(Exercise materials)

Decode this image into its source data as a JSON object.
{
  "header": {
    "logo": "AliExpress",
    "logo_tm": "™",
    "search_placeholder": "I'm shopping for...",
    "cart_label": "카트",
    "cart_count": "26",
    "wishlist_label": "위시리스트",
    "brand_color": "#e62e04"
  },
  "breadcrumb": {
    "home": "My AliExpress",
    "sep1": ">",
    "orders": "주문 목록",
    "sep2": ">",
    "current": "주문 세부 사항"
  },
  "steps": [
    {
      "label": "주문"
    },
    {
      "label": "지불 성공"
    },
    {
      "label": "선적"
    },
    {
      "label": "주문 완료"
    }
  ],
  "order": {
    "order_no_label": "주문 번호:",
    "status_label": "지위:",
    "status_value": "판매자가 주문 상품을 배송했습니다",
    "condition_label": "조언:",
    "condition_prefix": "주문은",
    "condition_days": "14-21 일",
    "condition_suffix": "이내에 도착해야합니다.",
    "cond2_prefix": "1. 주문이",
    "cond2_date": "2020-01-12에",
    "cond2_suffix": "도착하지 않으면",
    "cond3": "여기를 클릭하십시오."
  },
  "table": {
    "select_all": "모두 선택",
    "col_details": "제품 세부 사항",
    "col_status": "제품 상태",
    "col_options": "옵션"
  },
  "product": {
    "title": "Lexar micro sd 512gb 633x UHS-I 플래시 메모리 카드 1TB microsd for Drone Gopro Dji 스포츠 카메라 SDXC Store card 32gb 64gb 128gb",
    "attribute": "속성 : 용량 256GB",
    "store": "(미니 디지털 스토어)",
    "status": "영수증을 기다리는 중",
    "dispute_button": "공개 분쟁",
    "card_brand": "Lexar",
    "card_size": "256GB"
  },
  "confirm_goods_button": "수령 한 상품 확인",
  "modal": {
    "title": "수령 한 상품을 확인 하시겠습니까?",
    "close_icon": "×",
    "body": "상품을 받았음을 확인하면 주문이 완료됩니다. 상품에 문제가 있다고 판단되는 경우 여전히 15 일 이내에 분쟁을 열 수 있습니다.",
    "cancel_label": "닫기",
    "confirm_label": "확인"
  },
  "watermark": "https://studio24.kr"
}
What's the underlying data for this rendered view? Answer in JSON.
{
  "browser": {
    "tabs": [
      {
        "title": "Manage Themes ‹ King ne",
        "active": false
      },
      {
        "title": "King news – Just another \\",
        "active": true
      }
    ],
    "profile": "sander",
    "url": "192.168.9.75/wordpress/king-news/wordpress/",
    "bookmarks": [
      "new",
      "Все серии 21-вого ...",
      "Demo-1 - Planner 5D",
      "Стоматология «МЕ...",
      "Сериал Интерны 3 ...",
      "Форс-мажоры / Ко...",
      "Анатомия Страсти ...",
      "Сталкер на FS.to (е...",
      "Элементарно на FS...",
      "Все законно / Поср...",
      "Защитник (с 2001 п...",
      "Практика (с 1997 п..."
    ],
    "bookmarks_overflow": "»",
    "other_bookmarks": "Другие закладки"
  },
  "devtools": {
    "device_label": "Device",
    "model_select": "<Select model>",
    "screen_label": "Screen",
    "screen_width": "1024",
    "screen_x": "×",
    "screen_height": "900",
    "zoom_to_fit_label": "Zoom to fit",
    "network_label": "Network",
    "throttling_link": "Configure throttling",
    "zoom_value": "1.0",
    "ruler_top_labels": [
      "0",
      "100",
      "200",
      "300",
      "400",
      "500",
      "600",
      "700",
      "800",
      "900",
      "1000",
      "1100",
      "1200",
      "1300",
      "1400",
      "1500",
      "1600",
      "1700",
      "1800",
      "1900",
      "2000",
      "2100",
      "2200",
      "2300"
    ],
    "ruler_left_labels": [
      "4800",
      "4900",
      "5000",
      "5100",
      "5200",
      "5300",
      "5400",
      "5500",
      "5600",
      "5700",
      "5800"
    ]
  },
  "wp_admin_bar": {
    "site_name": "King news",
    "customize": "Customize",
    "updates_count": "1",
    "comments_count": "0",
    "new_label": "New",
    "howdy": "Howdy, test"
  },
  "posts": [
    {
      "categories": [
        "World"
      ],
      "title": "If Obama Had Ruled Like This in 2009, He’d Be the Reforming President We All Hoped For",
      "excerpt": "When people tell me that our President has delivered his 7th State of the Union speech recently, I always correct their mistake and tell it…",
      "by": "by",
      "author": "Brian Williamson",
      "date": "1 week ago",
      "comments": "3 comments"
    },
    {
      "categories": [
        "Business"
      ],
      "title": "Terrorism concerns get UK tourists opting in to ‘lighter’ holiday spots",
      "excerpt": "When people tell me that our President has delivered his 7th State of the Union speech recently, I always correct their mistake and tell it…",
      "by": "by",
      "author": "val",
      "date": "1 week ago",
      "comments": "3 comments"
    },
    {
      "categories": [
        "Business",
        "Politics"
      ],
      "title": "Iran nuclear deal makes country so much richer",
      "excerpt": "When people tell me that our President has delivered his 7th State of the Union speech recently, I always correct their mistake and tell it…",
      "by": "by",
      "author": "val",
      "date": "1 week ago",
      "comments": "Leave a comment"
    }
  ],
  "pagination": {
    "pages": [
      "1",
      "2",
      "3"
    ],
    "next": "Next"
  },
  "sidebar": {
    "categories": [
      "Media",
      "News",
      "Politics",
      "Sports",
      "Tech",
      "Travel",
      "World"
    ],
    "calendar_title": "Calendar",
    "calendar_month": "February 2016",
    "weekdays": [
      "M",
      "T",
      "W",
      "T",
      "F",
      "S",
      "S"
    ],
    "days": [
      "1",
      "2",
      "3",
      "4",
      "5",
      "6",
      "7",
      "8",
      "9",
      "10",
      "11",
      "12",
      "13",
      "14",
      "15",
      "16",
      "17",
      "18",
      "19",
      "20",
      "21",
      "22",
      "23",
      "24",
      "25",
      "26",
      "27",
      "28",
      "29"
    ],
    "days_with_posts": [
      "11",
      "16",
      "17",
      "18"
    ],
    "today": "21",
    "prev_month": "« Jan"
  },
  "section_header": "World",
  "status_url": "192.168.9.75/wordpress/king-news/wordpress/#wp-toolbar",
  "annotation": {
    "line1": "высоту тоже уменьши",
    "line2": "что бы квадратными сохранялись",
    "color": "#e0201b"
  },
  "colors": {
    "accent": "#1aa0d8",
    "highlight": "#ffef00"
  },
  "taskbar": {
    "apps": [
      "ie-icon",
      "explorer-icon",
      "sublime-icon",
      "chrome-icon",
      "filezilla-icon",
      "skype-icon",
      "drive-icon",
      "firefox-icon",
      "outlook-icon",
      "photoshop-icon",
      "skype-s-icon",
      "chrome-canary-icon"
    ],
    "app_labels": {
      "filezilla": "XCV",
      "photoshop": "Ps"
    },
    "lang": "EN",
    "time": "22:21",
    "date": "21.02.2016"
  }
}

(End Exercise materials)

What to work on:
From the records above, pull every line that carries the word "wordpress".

Expected answer:
    "url": "192.168.9.75/wordpress/king-news/wordpress/",
  "status_url": "192.168.9.75/wordpress/king-news/wordpress/#wp-toolbar",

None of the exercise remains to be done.